The new leader of Spain's opposition Partido Popular (PP), Alberto Núnez Feijóo, was touted as the man who would return his party's discourse to a more moderate line, leaving behind the failure of Pablo Casado. But the image has not stood up to the political reality, and Feijóo has also set to work in carrying on his predecessor's unqualified attacks on Catalonia and the Catalan language. This Thursday, in an interview with radio network Onda Cero, the PP leader went so far as to say that in Catalan schools there is "linguistic apartheid" against "children who are not able to have knowledge of the Spanish language in the classroom".
Feijóo not only compared Catalan education with a system of racist oppression that lasted more than forty years, but he has also fully immersed himself in the discourse of far right Vox, and the line taken by his PP predecessor. The new era of the PP thus seems very similar to the previous one, as evidenced by use of the identical phrase last December by Pablo Casado, then People's Party leader: "The Spanish government's partners are carrying out linguistic apartheid in Catalonia". Casado's statement referred to the court ruling imposing 25% of teaching time in Spanish, the same as his successor a few months later.
In addition to Feijóo's rather unfortunate comparison, he did not miss the opportunity to reproach the Catalan government, which he called "a guarantor of non-compliance with the law", and against the Catalan Socialists (PSC), who he said were giving "winks" at the pro-independence parties.
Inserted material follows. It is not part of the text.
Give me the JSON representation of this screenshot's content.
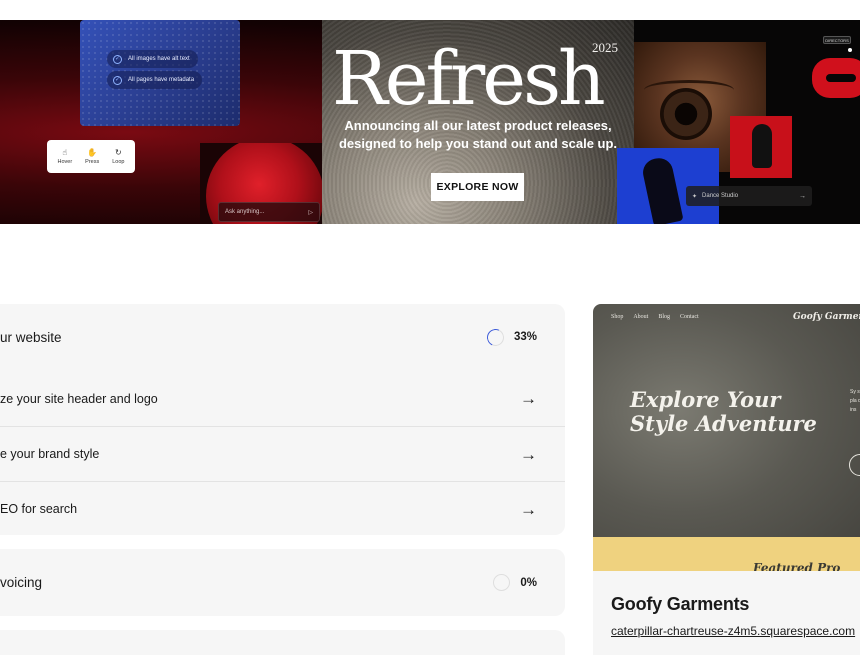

The PP leader remarked that the situation in Catalonia is "serious" and that it is "atypical" for a Spanish prime minister to "look the other way".
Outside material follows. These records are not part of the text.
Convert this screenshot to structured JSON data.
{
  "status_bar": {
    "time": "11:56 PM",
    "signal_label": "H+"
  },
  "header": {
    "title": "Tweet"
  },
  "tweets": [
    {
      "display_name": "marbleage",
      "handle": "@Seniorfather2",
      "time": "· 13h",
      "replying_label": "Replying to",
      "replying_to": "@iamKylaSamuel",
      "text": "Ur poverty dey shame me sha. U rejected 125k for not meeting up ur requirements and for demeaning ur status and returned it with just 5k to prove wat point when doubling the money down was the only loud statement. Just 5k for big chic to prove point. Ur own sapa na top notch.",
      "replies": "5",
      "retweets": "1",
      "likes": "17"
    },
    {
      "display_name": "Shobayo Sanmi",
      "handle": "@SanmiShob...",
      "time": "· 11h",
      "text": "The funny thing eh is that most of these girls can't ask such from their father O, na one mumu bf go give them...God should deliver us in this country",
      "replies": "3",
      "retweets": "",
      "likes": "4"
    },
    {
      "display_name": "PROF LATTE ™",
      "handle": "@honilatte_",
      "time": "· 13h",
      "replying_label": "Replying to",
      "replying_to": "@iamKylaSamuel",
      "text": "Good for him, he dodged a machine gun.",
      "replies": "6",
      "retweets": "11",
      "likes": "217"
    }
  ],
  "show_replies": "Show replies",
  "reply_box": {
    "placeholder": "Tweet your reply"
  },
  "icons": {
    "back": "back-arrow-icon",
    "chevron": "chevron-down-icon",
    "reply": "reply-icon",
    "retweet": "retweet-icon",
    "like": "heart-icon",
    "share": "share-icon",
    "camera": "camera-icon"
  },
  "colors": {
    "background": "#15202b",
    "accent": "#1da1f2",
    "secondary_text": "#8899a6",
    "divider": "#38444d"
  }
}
Campaign and Catalan
The new decree law on Catalan approved by the Catalan government has fallen like manna from heaven for the right-wing parties immersed in the campaign for the Andalusian elections. Anti-Catalonia statements are playing a major role in the build-up to the June 19th elections to the parliament of Andalusian autonomous community. Far-right Vox in particular is taking every opportunity to ignite the fire of anti-Catalanism. Ths Tuesday, Vox leader Santiago Abascal said that his party would reapply article 155 to Catalonia, the constitutional article imposing direct rule from Madrid, in response to the decree law on language use in Catalan schools.
Now, it is Feijóo who has joined the same rhetorical line and expressed pride in the PP's action in 2017, when in government, to "stop the independence process". The PP leader defended that if it were not for his party, the Catalan independence leaders "would not have been in prison, there would have been no sentences for sedition and misuse of funds and the constitutional order would not have been restored". He also took the opportunity to state that if the People's Party was back in the Moncloa palace, he would lodge an appeal requesting the automatic suspension of the language decree. Furthermore, he said that he would study penalising schools that do not comply with the 25% Spanish ruling and would look for ways to find out what responsibility can be attributed to the Catalan education minister, Josep González-Cambray.